→ Task item:
Drop all images. Then write out each line below exactly as given.

BEGIN Dataset records

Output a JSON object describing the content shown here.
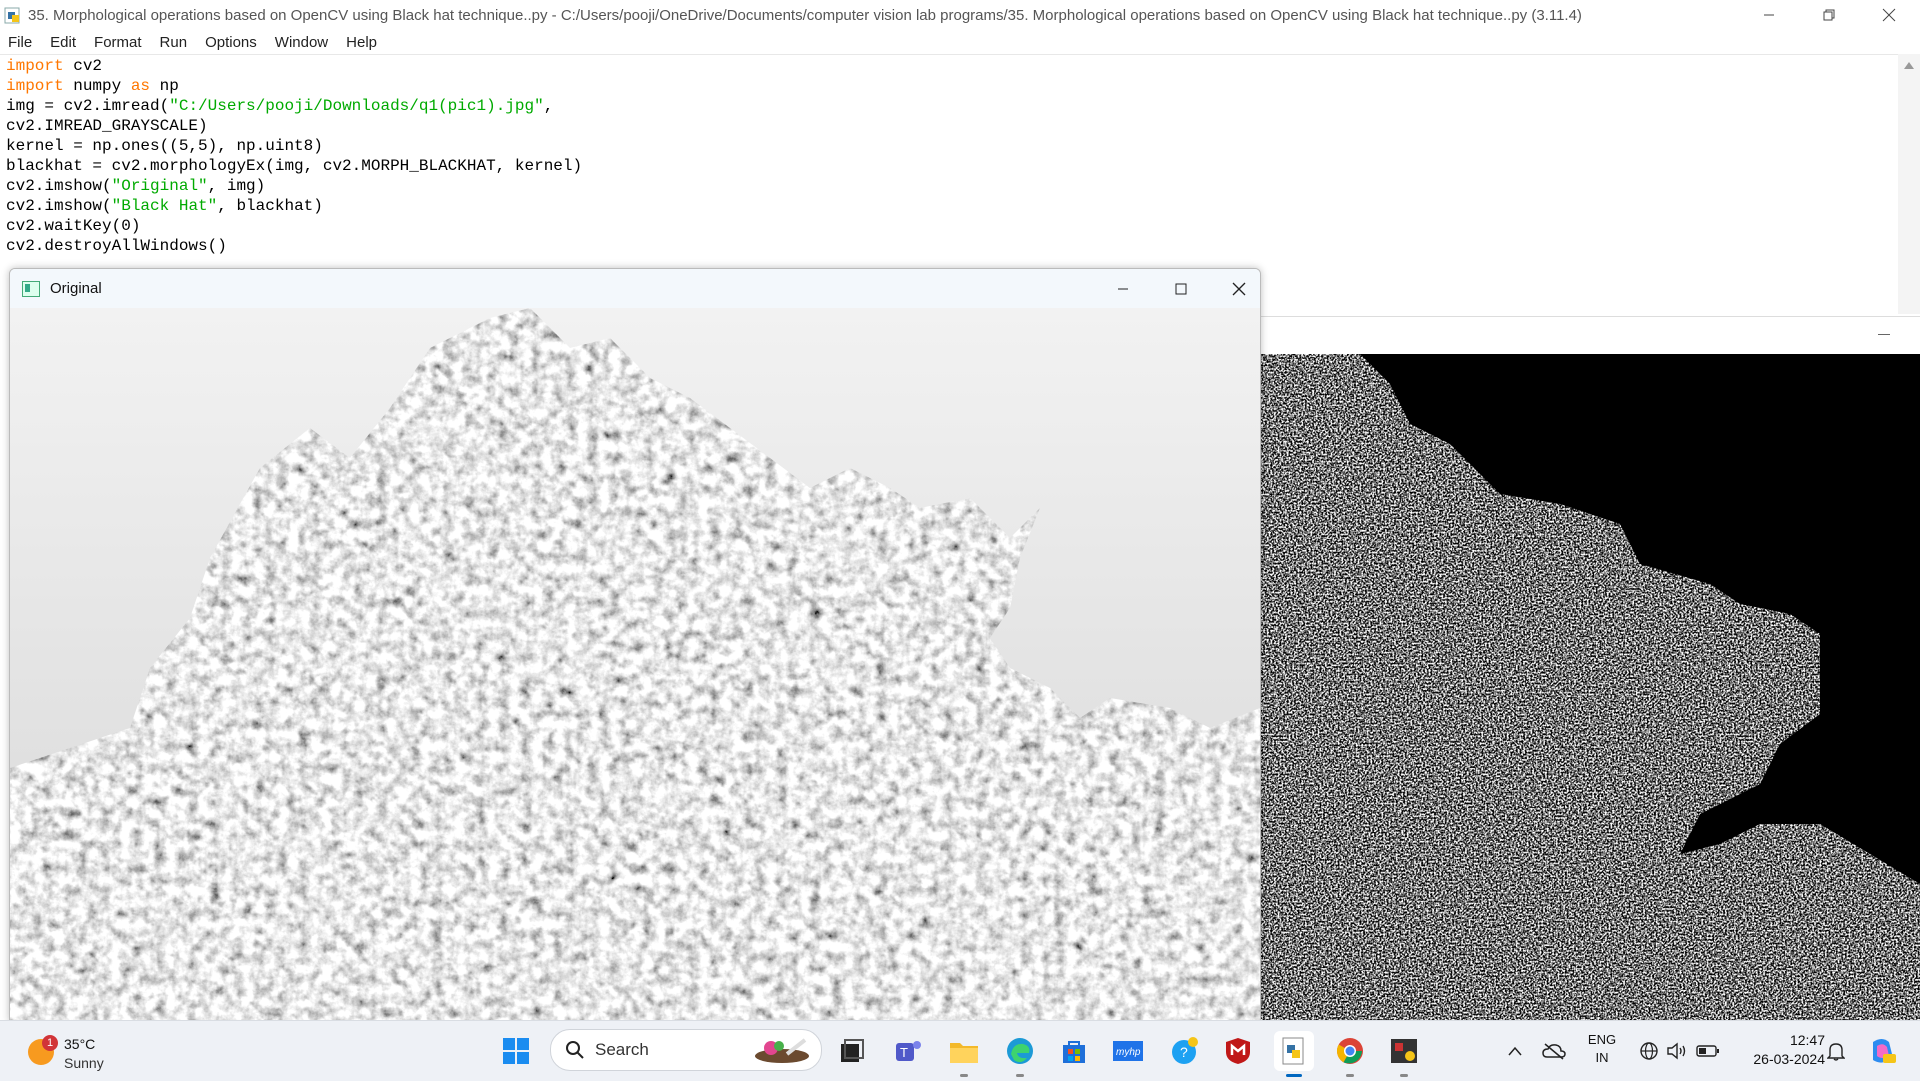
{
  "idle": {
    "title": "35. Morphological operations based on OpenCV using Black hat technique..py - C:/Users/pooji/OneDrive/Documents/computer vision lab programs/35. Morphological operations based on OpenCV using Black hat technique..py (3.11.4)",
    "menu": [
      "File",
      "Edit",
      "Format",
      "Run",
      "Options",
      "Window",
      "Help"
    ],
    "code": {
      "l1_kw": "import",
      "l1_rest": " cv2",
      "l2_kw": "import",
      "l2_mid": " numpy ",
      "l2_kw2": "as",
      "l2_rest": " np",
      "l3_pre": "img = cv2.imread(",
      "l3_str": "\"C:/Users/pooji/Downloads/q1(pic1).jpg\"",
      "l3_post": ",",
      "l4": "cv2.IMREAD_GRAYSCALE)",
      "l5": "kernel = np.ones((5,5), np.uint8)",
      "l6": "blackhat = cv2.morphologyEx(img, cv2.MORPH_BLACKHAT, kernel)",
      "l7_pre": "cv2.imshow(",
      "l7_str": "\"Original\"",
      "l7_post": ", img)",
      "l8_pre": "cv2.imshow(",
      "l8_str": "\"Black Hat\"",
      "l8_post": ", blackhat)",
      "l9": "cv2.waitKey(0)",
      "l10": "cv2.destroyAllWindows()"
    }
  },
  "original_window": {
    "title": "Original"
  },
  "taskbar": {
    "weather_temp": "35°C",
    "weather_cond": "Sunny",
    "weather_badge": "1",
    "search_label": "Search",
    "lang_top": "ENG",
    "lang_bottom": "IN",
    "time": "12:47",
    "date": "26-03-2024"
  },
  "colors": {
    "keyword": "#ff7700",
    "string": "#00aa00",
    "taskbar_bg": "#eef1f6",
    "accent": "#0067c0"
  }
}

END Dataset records

→ Answer space:
Output a JSON object describing the content shown here.
{
  "idle": {
    "title": "35. Morphological operations based on OpenCV using Black hat technique..py - C:/Users/pooji/OneDrive/Documents/computer vision lab programs/35. Morphological operations based on OpenCV using Black hat technique..py (3.11.4)",
    "menu": [
      "File",
      "Edit",
      "Format",
      "Run",
      "Options",
      "Window",
      "Help"
    ],
    "code": {
      "l1_kw": "import",
      "l1_rest": " cv2",
      "l2_kw": "import",
      "l2_mid": " numpy ",
      "l2_kw2": "as",
      "l2_rest": " np",
      "l3_pre": "img = cv2.imread(",
      "l3_str": "\"C:/Users/pooji/Downloads/q1(pic1).jpg\"",
      "l3_post": ",",
      "l4": "cv2.IMREAD_GRAYSCALE)",
      "l5": "kernel = np.ones((5,5), np.uint8)",
      "l6": "blackhat = cv2.morphologyEx(img, cv2.MORPH_BLACKHAT, kernel)",
      "l7_pre": "cv2.imshow(",
      "l7_str": "\"Original\"",
      "l7_post": ", img)",
      "l8_pre": "cv2.imshow(",
      "l8_str": "\"Black Hat\"",
      "l8_post": ", blackhat)",
      "l9": "cv2.waitKey(0)",
      "l10": "cv2.destroyAllWindows()"
    }
  },
  "original_window": {
    "title": "Original"
  },
  "taskbar": {
    "weather_temp": "35°C",
    "weather_cond": "Sunny",
    "weather_badge": "1",
    "search_label": "Search",
    "lang_top": "ENG",
    "lang_bottom": "IN",
    "time": "12:47",
    "date": "26-03-2024"
  },
  "colors": {
    "keyword": "#ff7700",
    "string": "#00aa00",
    "taskbar_bg": "#eef1f6",
    "accent": "#0067c0"
  }
}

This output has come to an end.